September 4, 2016

Place-making is among the more helpful definitions of what Architects do.  Had a conversation with a good friend this week, who knows our business well, and he still surprised me by dramatically miss-understanding our work.  So, let’s say that place-making is one of the first things we do, on the good days.

And there is a need for place, it’s desperate.  We’re always moving from one position to another, looking for place, it’s no less than a human condition.

I’ve been going to terrible coffee shops recently, the worst.  Been out of town for a few reasons, unfamiliar and inconvenient locations, or maybe it’s a sense of adventure.  I’m in one now.  It’s miserable.   Only paper cups.  Hard floors, flat paint, trim that doesn’t make sense, 2×4 lay-in prismatic lighting, round tables and miss-matched metal chairs.  I’ve changed tables twice.  The first open option was a too-large round table, right in the middle, next to the counter.  The second was by the window, but also next to the condiment station, microwave, and behind the bean grinders.  I’m now, embarrassingly, trying to use their “meeting room”, large TV and marker board, surrounded by walls that don’t go to the ceiling.  I haven’t escaped the conversations in the main room or the noise of the smoothie machine, but I’m less self-conscious, and there’s an available power outlet.

I’ve been in a surprising number of conversations recently about virtual reality, about synthetic environments, even alternate universes.  The most recent conversation was during the Express Permit Review for Volstead, an upcoming basement-bar.  Our design for the bar is all about place-making – it’s a large space, multiple thematic locations, hidden corners and choreographed pathways.  And while we’re actively working in the very local and actually built environment, our client is discussing the not-to-distant-future reality of the unreal.

We’ve moved our office files to the cloud.  I don’t buy CD’s anymore.  The intangible is becoming more present, more often.  We can work from anywhere, we can be entertained on the go, we can pray in our pajamas.   And yet, we keep looking for places, we need places.  We sit and we exist here and now, but we keep moving.

Architecture doesn’t happen without place.  Our work is defined by property lines and lease agreements.  And so, there’s always a source for the invention that we pursue.  Context, lawful occupation, and the site always exist.  Once we start, it’s easy to assume that we’re already done.  And, when I sit in a coffee shop like this, I think they stopped too soon.

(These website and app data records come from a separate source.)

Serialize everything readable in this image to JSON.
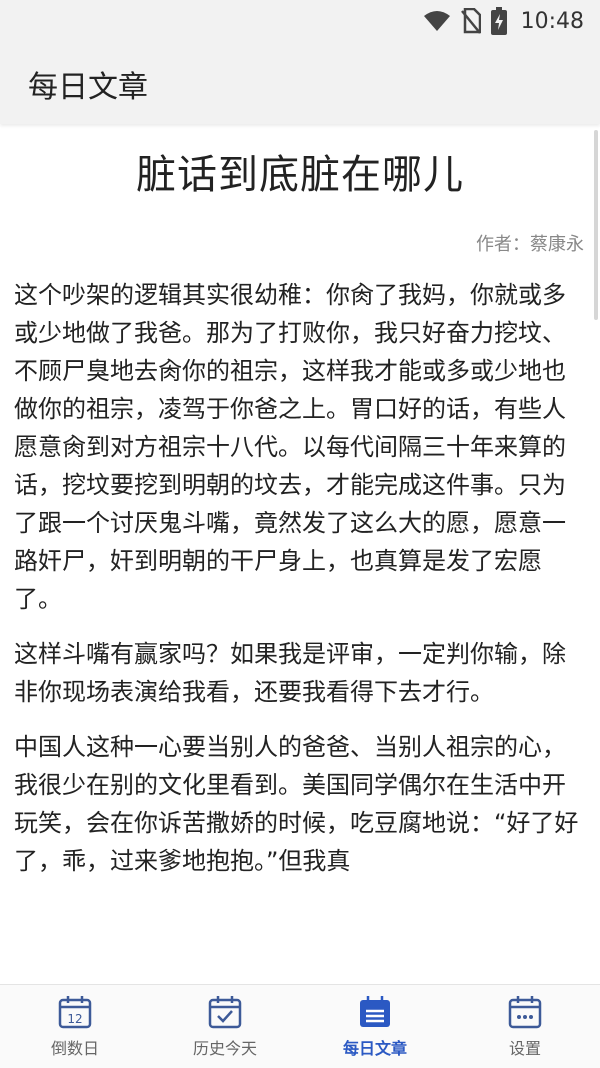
{
  "status_bar": {
    "time": "10:48",
    "icons": [
      "wifi-icon",
      "no-sim-icon",
      "battery-charging-icon"
    ]
  },
  "app_bar": {
    "title": "每日文章"
  },
  "article": {
    "title": "脏话到底脏在哪儿",
    "author": "作者：蔡康永",
    "paragraphs": [
      "这个吵架的逻辑其实很幼稚：你肏了我妈，你就或多或少地做了我爸。那为了打败你，我只好奋力挖坟、不顾尸臭地去肏你的祖宗，这样我才能或多或少地也做你的祖宗，凌驾于你爸之上。胃口好的话，有些人愿意肏到对方祖宗十八代。以每代间隔三十年来算的话，挖坟要挖到明朝的坟去，才能完成这件事。只为了跟一个讨厌鬼斗嘴，竟然发了这么大的愿，愿意一路奸尸，奸到明朝的干尸身上，也真算是发了宏愿了。",
      "这样斗嘴有赢家吗？如果我是评审，一定判你输，除非你现场表演给我看，还要我看得下去才行。",
      "中国人这种一心要当别人的爸爸、当别人祖宗的心，我很少在别的文化里看到。美国同学偶尔在生活中开玩笑，会在你诉苦撒娇的时候，吃豆腐地说：“好了好了，乖，过来爹地抱抱。”但我真"
    ]
  },
  "bottom_nav": {
    "items": [
      {
        "label": "倒数日",
        "icon": "calendar-12-icon",
        "active": false
      },
      {
        "label": "历史今天",
        "icon": "calendar-check-icon",
        "active": false
      },
      {
        "label": "每日文章",
        "icon": "calendar-article-icon",
        "active": true
      },
      {
        "label": "设置",
        "icon": "calendar-dots-icon",
        "active": false
      }
    ],
    "day_number": "12"
  },
  "colors": {
    "active": "#2b59c3",
    "inactive": "#666666",
    "bar_background": "#f2f2f2"
  }
}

We have three projects in the office now that are only about place.  One is a property we’re pursuing without a client, just an empty space.  We’re compelled by parking lots.  And it’s leading to conversations.  This is how we get a lot of our new work, this is how we meet people and stay ahead of the market.  These are the questions we want to answer and the commissions we want to earn.

The second is a pavilion in a garden, on borrowed land.  It’s about shelter, it’s about serving needs, it’s a landmark in a transient neighborhood.  We had a long conversation about whether it could or should be movable, about how it could be demountable and relocated when the time came.  We talked with the property owner about whether we could install concrete footings.  We anticipate development that will surround our small construction, but the project is about locating ourselves here to serve the needs we see now.

And the third project is the most profound, the one I’ve been most cautious to advertise, the one that cuts to the core of what I think place could be.  On the first Saturday of each month, I’ve been meeting with a property owner and other engineers, around a concrete table outside, in an alcove built into the granite hill of a private backyard.  Mark serves warm coffee from a thermos, and hard-boiled eggs.  We’re imagining a chapel, an enduring sacred place.  When we first learned about architecture, about the cathedrals and civic monuments, these are the places that we discovered, places that were built over generations, that have endured for centuries.  We’re starting to plan to carve it out of the rock now.  And today in this unfinished under-purposed misfit room, while the enthusiastic air conditioning burns my arms, while I listen to other people talking on their phones in multiple conversations, on a Sunday afternoon, that’s the place I imagine more.

To sit in this room, it’s right to be discontent.  We long for better places, for specific places, we need them and we move to find them.